It is undeniable that data and artificial intelligence are factors that already influence our lives and will not disappear. On the contrary, their importance will grow. That is why they cannot be a dark, unknown factor. We have to understand them and discuss how to use them. And this discussion should take place not only in select groups, but with wide participation. We have to advance a “Digital Enlightenment” agenda to ensure that our societies are empowered to shape our own destiny, to ensure that the digital future will be participatory and democratic.
Today, data is an important economic factor, so much so that it is often called “the new oil”. But these data are also personal, intellectual rights, and in many cases involve privacy in people’s lives. Therefore, it is not just an economic issue that each country looks after the use, handling and commercialisation of the data of its citizens. The current WTO agenda on electronic commerce does not take these issues sufficiently into account and also threatens the development of certain technology sectors in Latin American countries.

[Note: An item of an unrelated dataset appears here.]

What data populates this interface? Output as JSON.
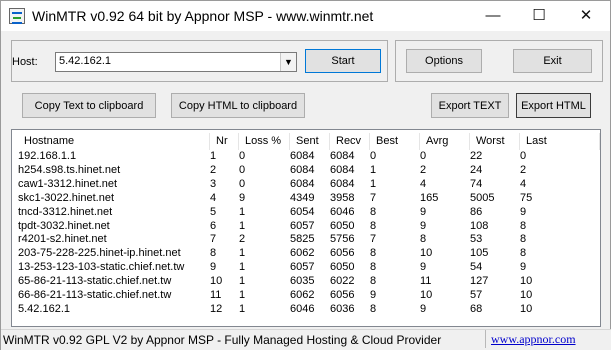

It is imperative that national and international tax systems be adapted to new business forms. Like almost every private enterprise, they benefit from the use of infrastructure and public goods, so they should contribute to the revenue of the countries where their profits are generated.
The new world of work demands new qualifications. This challenge must be faced jointly by the state, the business sector and workers. Public education of high quality is needed, an education that is considered an element of development policy.
Likewise, training and continuing education should be expanded to offer new options to those who already have a job. The labour markets of Latin America are characterised by high turnover, low wages and low investment in improving the knowledge of workers. Currently, only 10 % of employed people receive training from their employer. This has to change. It is also a responsibility of a company to invest in the training of its employees.
The array of public policies must take advantage of the transformative potential of new technologies for a progressive economy. It must support not those technologies that replace human labour, but rather those that improve working conditions, that generate wealth for the majority, and that lead to genuinely collaborative efforts. Environmental and social inclusion policies have to be geared towards the incorporation, adaptation and development of incremental innovations of new technologies.
Regional indicators with respect to education, research, innovation and development are incompatible with the goal of generating higher quality jobs and productivity. Despite this, the potential exists for countries in Latin America and the Caribbean to make rapid progress in these areas.
The region has the capacity, for example, to develop its own technology in renewable energies, as well as to design and produce vehicles using this type of energy to transport cargo and passengers. Some countries have shown the feasibility of changing the energy matrix, as is the case in the electricity sector in Brazil, Chile, Costa Rica, Ecuador, Mexico and Uruguay.
In the same regard, there is ample space to develop technologies related to the use of natural goods, where environmental and inclusion issues play an important role.
It is about moving towards a new energy and productive pattern through a coordinated set of investments, in which the dimensions of employment, technology and the environment converge.
Only a progressive social and political alliance, which transcends national boundaries and debates the direction of technological transformation in a democratic way, will make it possible for the work of the future to advance on the continent with greater social and environmental justice.